::: Source information :::
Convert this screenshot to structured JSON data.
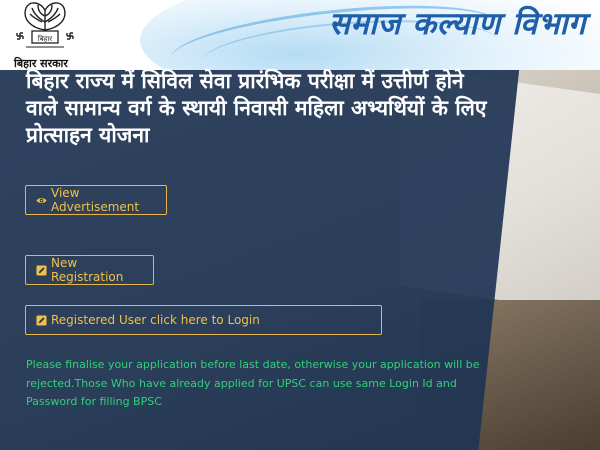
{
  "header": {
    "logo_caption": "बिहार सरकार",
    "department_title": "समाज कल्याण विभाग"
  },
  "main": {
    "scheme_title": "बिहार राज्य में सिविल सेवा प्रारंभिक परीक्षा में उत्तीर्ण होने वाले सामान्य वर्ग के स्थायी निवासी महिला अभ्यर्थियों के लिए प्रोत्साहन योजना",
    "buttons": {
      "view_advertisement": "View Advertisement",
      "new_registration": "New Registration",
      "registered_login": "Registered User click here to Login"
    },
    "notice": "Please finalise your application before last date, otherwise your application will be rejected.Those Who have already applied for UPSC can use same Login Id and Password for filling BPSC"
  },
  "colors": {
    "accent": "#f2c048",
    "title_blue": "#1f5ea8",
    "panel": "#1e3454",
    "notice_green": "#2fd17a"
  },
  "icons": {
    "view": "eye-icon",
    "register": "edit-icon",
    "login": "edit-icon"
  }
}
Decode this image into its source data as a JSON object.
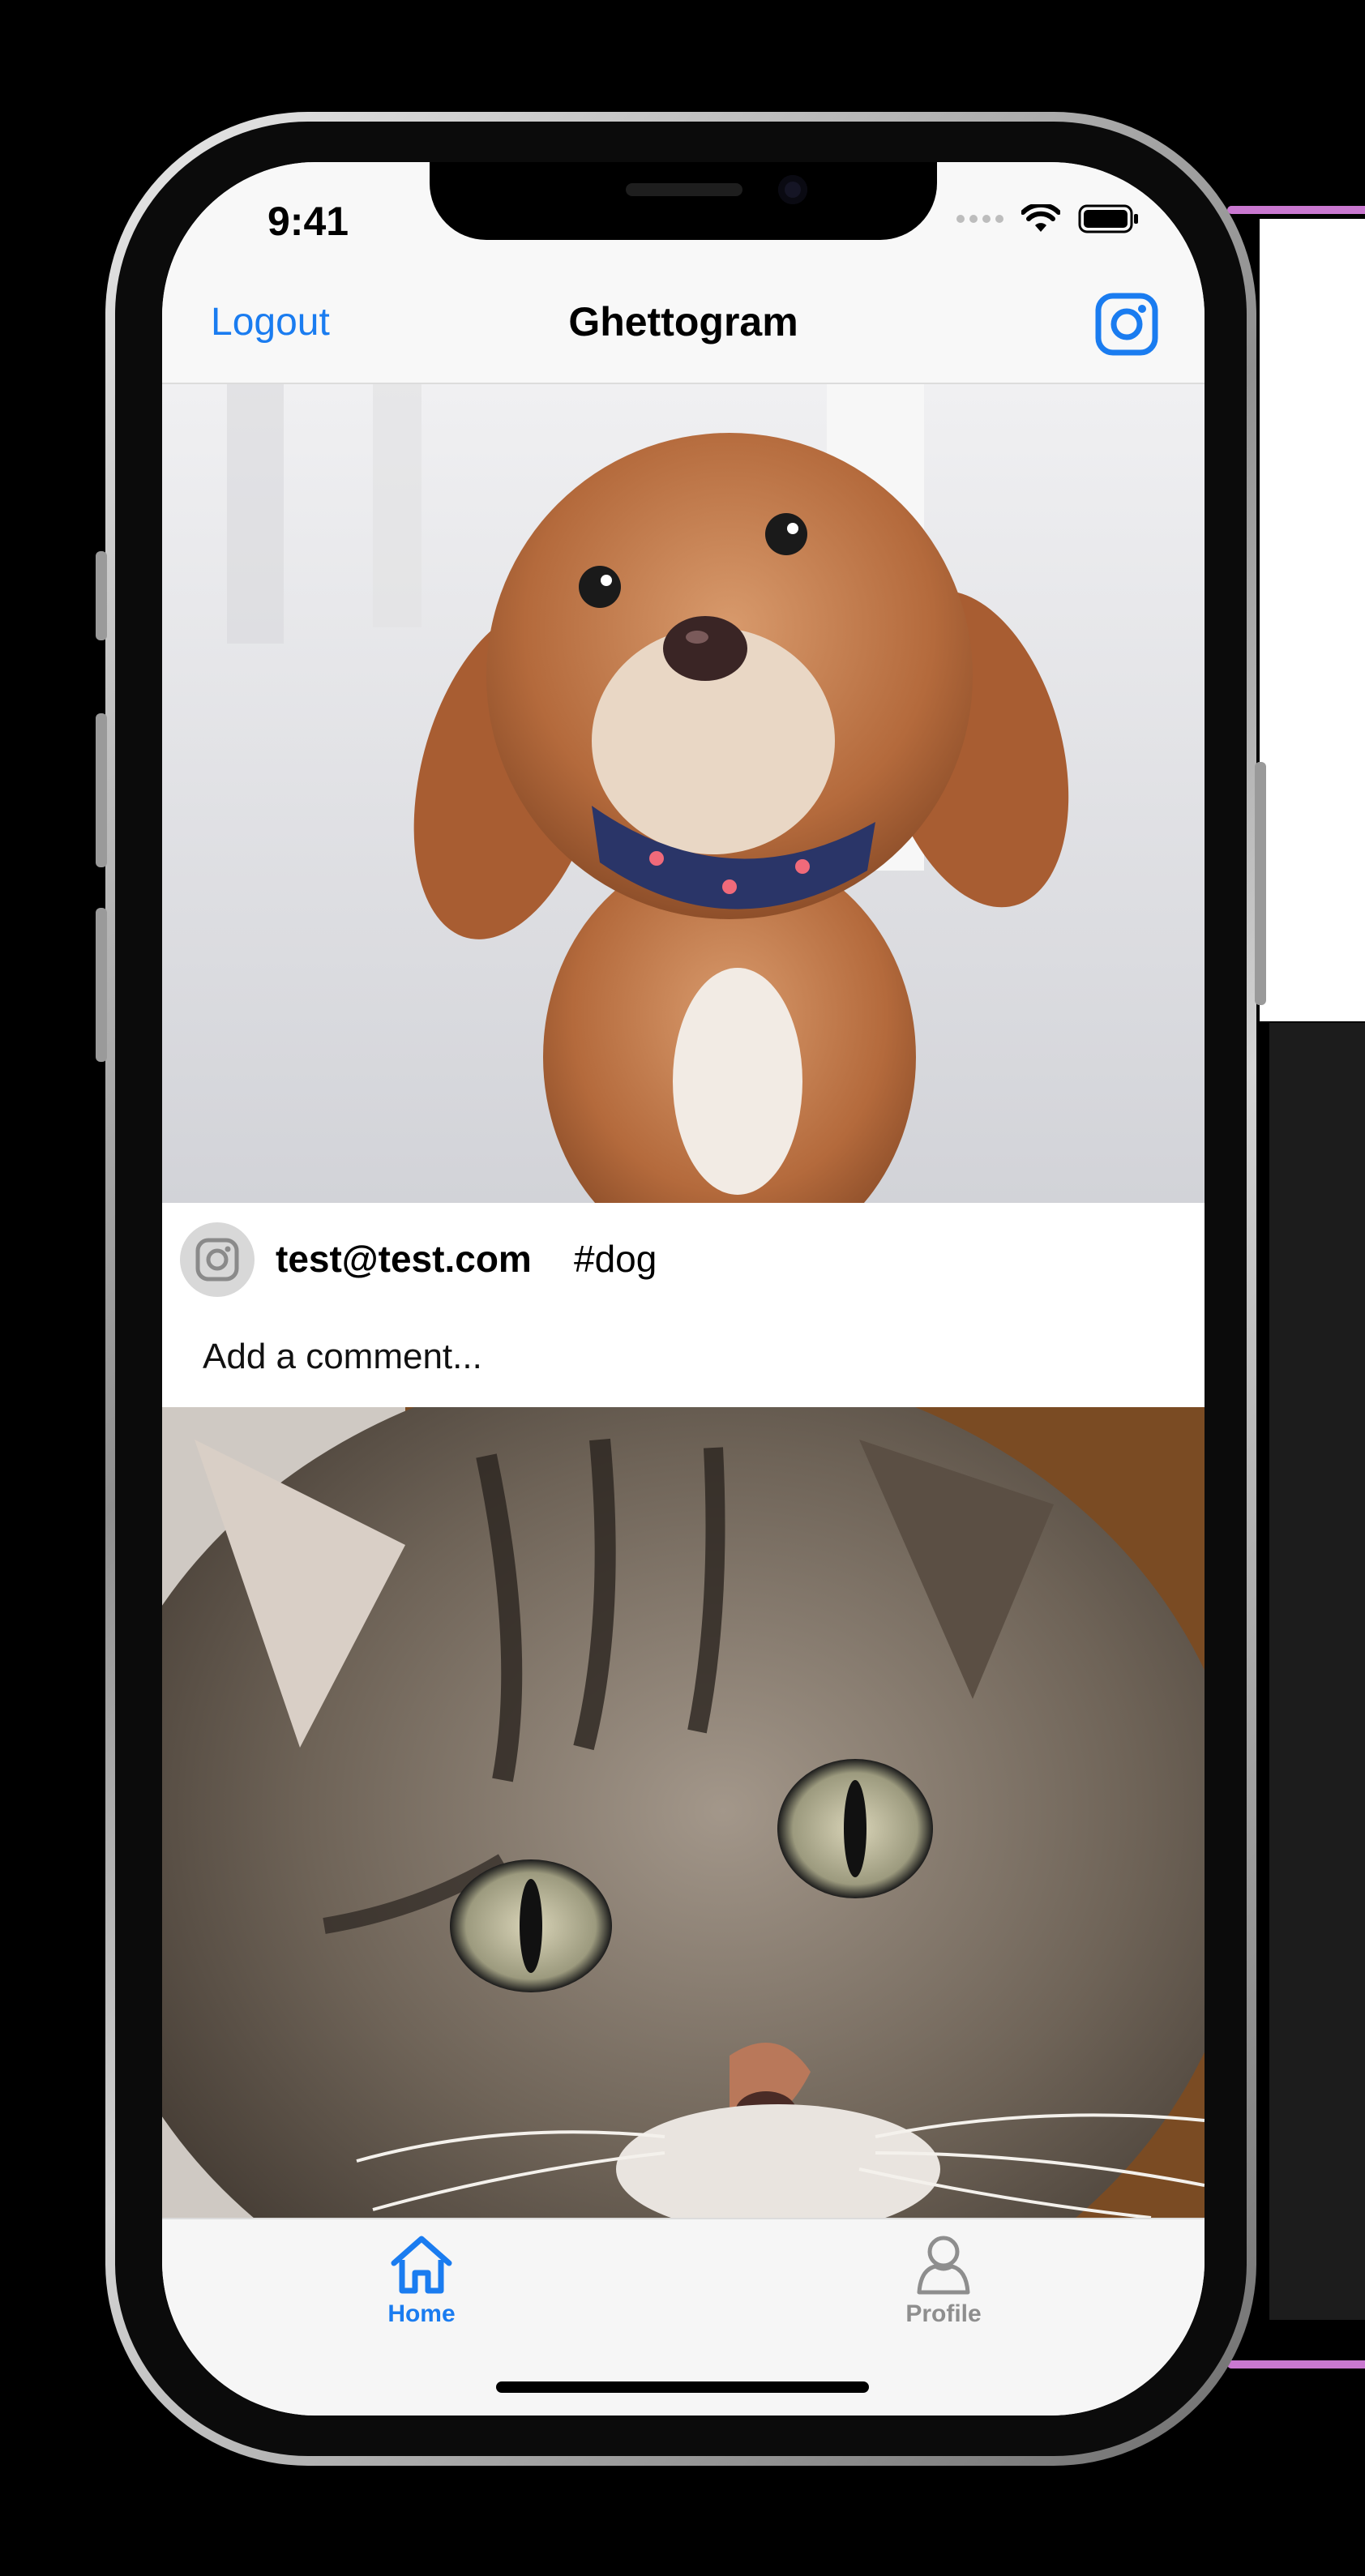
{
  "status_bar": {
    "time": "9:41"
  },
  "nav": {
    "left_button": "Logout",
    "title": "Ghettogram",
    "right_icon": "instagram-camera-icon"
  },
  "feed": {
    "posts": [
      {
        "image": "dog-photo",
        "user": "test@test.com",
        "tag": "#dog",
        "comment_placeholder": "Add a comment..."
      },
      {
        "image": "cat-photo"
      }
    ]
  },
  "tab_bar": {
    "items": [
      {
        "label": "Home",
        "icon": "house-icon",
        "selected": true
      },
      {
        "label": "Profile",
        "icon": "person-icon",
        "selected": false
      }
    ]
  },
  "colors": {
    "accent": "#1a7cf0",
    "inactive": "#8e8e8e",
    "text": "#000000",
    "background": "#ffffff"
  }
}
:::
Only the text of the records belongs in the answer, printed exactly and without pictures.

Convert this screenshot to structured JSON data.
{
  "header": {
    "logo_caption": "बिहार सरकार",
    "department_title": "समाज कल्याण विभाग"
  },
  "main": {
    "scheme_title": "बिहार राज्य में सिविल सेवा प्रारंभिक परीक्षा में उत्तीर्ण होने वाले सामान्य वर्ग के स्थायी निवासी महिला अभ्यर्थियों के लिए प्रोत्साहन योजना",
    "buttons": {
      "view_advertisement": "View Advertisement",
      "new_registration": "New Registration",
      "registered_login": "Registered User click here to Login"
    },
    "notice": "Please finalise your application before last date, otherwise your application will be rejected.Those Who have already applied for UPSC can use same Login Id and Password for filling BPSC"
  },
  "colors": {
    "accent": "#f2c048",
    "title_blue": "#1f5ea8",
    "panel": "#1e3454",
    "notice_green": "#2fd17a"
  },
  "icons": {
    "view": "eye-icon",
    "register": "edit-icon",
    "login": "edit-icon"
  }
}
Decode this image into its source data as a JSON object.
{
  "status_bar": {
    "time": "9:41"
  },
  "nav": {
    "left_button": "Logout",
    "title": "Ghettogram",
    "right_icon": "instagram-camera-icon"
  },
  "feed": {
    "posts": [
      {
        "image": "dog-photo",
        "user": "test@test.com",
        "tag": "#dog",
        "comment_placeholder": "Add a comment..."
      },
      {
        "image": "cat-photo"
      }
    ]
  },
  "tab_bar": {
    "items": [
      {
        "label": "Home",
        "icon": "house-icon",
        "selected": true
      },
      {
        "label": "Profile",
        "icon": "person-icon",
        "selected": false
      }
    ]
  },
  "colors": {
    "accent": "#1a7cf0",
    "inactive": "#8e8e8e",
    "text": "#000000",
    "background": "#ffffff"
  }
}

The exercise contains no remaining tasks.